The People’s City – Reclaiming Kansas City

Protestors at City Hall on October 4, 2020. // Photo by Jim Nimmo

By Emma Gilham

People mill around the statue of Lincoln. A burst of laughter here and there cuts through the murmur of conversation. Megaphones await their champions on concrete benches. Cars slow to read the signs and take in the city of tents that sits on green government grass. The People’s City has planted itself on the front lawn of City Hall in Jackson County Kansas City, until its demands are met.

After the assault on a Black womxn named Deja, outrage spread through the already rightfully angry Black Lives Matter movement of Kansas City. Video shows the young mother being forced to the ground by a police officer onto her pregnant midsection. The officer, Officer Newton, then places his knee on Deja’s back as he handcuffs her. It can only be described as gruesome to watch. After this incident, local organizers decided to stage an occupation protest at City Hall until their demands are met by the local government. Starting on October 2, the protest has seen some opposition to its continuance and demands. The list of demands are as follows:

  • Remove Police Chief Rick Smith from his position and Officer Newton from the force
  • Remove all officers who have killed Black victims from the force.
  • Divest 50% from the KCPD budget
  • Reinvest the KCPD budget into resources that support the black community including education, healthcare, and housing.

Mayor Lucas has said the removal of Rick Smith from his position would be “superficial”. Although Lucas is very well versed in the reforms he has passed, considered radical, he fails to capture what radical change actually is. According to Merriam-Webster, radical is defined as “a root part”. The removal of an incompetent leader is the critical first step in a long road to bringing racial equity to Kansas City. The Student Government Association panel discussion on “The future of policing in Kansas City: A Conversation with Mayor Quinton Lucas” brought up the very compelling point in that the culture of KCPD must shift from a fraternity-like environment, of protecting one’s own, before any real and lasting change can happen. This starts at the top with leadership. This position change would be a promise to doing better for the Black community.

While occupying the People’s City, I have been approached and asked “Why are you here?” or “What is your goal of being here?”- it is a fair question for anyone at the People’s City as an activist to answer. The goal is to uplift, cherish, and protect Black womxn, men, and children in Kansas City. It is to not allow ourselves to accept half measures and meaningless reforms. It is sticking around for the long haul, knowing the end game, and pursuing that until you have achieved it or you are incapable.

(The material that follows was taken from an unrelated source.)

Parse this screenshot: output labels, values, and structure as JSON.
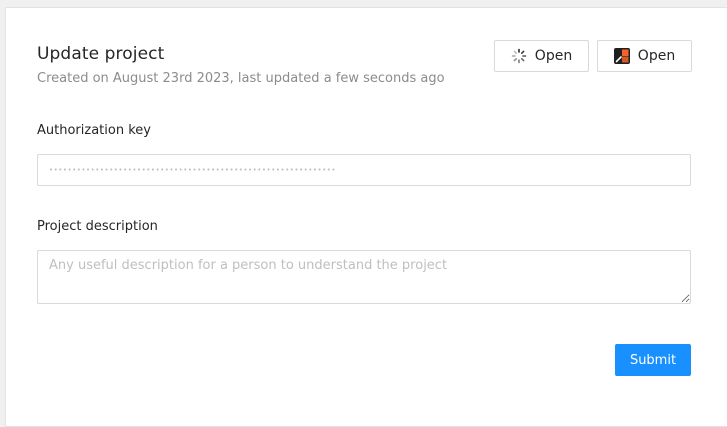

It’s knowing that there cannot be another Deja, Cameron Lamb, Ryan Stokes, Breonna Hill, Terence Bridges, Donnie Sanders, or MR until we are angry again. KCPD’s reign of terror must be ended with urgency, and we will stay dedicated, fierce, and diligent to the movement until it does.